- **What you should do**:
Write out, exactly and in full, the records given below, but not their pictures.

Element data from apps and pages:
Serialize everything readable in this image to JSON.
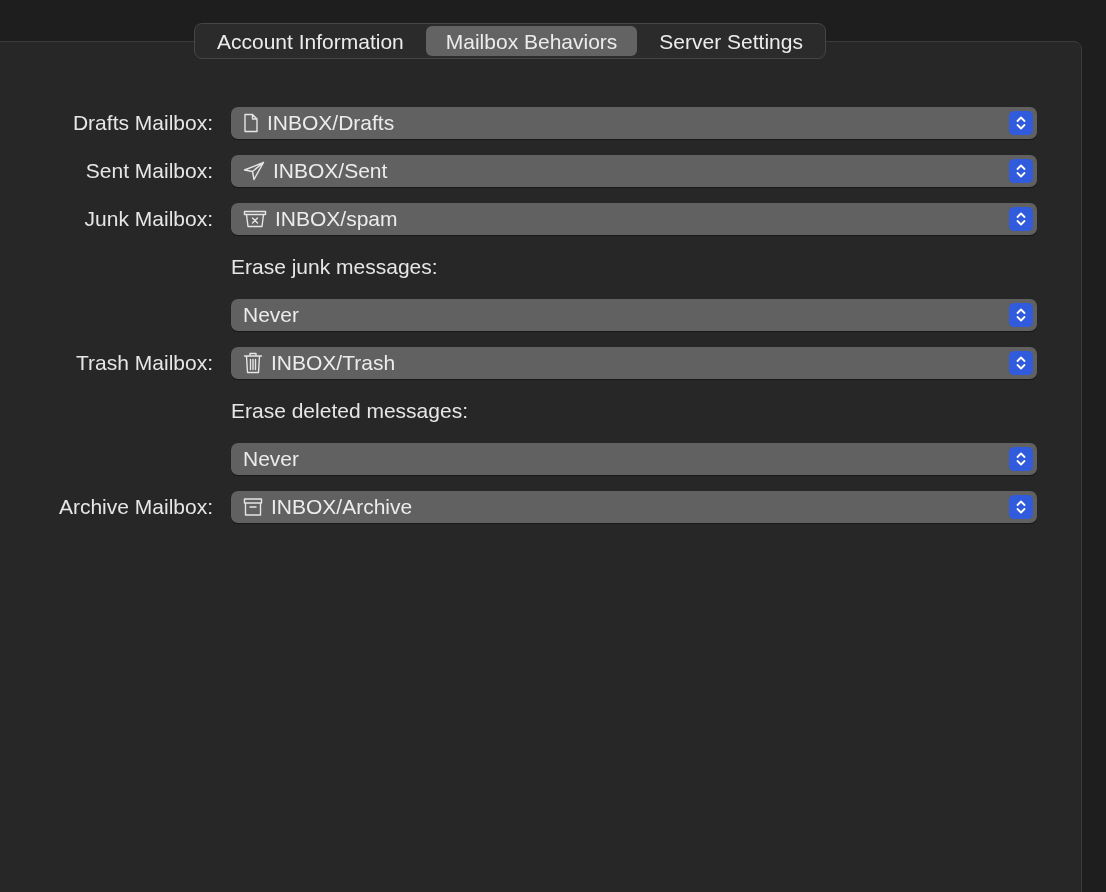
{
  "tabs": [
    {
      "label": "Account Information",
      "selected": false
    },
    {
      "label": "Mailbox Behaviors",
      "selected": true
    },
    {
      "label": "Server Settings",
      "selected": false
    }
  ],
  "rows": [
    {
      "kind": "mailbox",
      "label": "Drafts Mailbox:",
      "value": "INBOX/Drafts"
    },
    {
      "kind": "mailbox",
      "label": "Sent Mailbox:",
      "value": "INBOX/Sent"
    },
    {
      "kind": "mailbox",
      "label": "Junk Mailbox:",
      "value": "INBOX/spam"
    },
    {
      "kind": "caption",
      "text": "Erase junk messages:"
    },
    {
      "kind": "option",
      "value": "Never"
    },
    {
      "kind": "mailbox",
      "label": "Trash Mailbox:",
      "value": "INBOX/Trash"
    },
    {
      "kind": "caption",
      "text": "Erase deleted messages:"
    },
    {
      "kind": "option",
      "value": "Never"
    },
    {
      "kind": "mailbox",
      "label": "Archive Mailbox:",
      "value": "INBOX/Archive"
    }
  ]
}
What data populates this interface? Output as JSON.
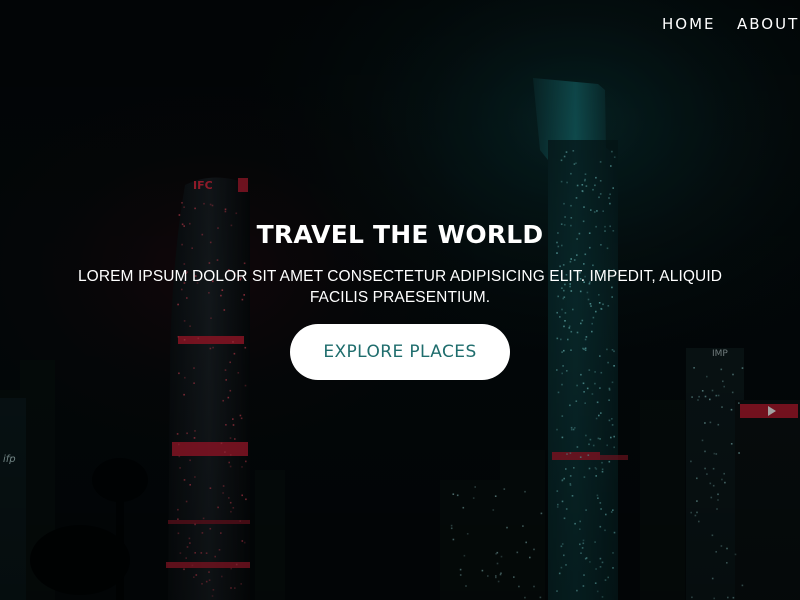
{
  "nav": {
    "items": [
      {
        "label": "HOME"
      },
      {
        "label": "ABOUT"
      }
    ]
  },
  "hero": {
    "title": "TRAVEL THE WORLD",
    "subtitle": "LOREM IPSUM DOLOR SIT AMET CONSECTETUR ADIPISICING ELIT. IMPEDIT, ALIQUID FACILIS PRAESENTIUM.",
    "button_label": "EXPLORE PLACES"
  },
  "background": {
    "signs": [
      "IFC",
      "IMP",
      "ifp"
    ]
  },
  "colors": {
    "accent": "#1f6d6d",
    "overlay": "#030708",
    "tower_glow": "#1d8b8e",
    "neon_red": "#e0203a"
  }
}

- **Answer space**:
Serialize everything readable in this image to JSON.
{
  "tabs": [
    {
      "label": "Account Information",
      "selected": false
    },
    {
      "label": "Mailbox Behaviors",
      "selected": true
    },
    {
      "label": "Server Settings",
      "selected": false
    }
  ],
  "rows": [
    {
      "kind": "mailbox",
      "label": "Drafts Mailbox:",
      "value": "INBOX/Drafts"
    },
    {
      "kind": "mailbox",
      "label": "Sent Mailbox:",
      "value": "INBOX/Sent"
    },
    {
      "kind": "mailbox",
      "label": "Junk Mailbox:",
      "value": "INBOX/spam"
    },
    {
      "kind": "caption",
      "text": "Erase junk messages:"
    },
    {
      "kind": "option",
      "value": "Never"
    },
    {
      "kind": "mailbox",
      "label": "Trash Mailbox:",
      "value": "INBOX/Trash"
    },
    {
      "kind": "caption",
      "text": "Erase deleted messages:"
    },
    {
      "kind": "option",
      "value": "Never"
    },
    {
      "kind": "mailbox",
      "label": "Archive Mailbox:",
      "value": "INBOX/Archive"
    }
  ]
}
What data populates this interface? Output as JSON.
{
  "nav": {
    "items": [
      {
        "label": "HOME"
      },
      {
        "label": "ABOUT"
      }
    ]
  },
  "hero": {
    "title": "TRAVEL THE WORLD",
    "subtitle": "LOREM IPSUM DOLOR SIT AMET CONSECTETUR ADIPISICING ELIT. IMPEDIT, ALIQUID FACILIS PRAESENTIUM.",
    "button_label": "EXPLORE PLACES"
  },
  "background": {
    "signs": [
      "IFC",
      "IMP",
      "ifp"
    ]
  },
  "colors": {
    "accent": "#1f6d6d",
    "overlay": "#030708",
    "tower_glow": "#1d8b8e",
    "neon_red": "#e0203a"
  }
}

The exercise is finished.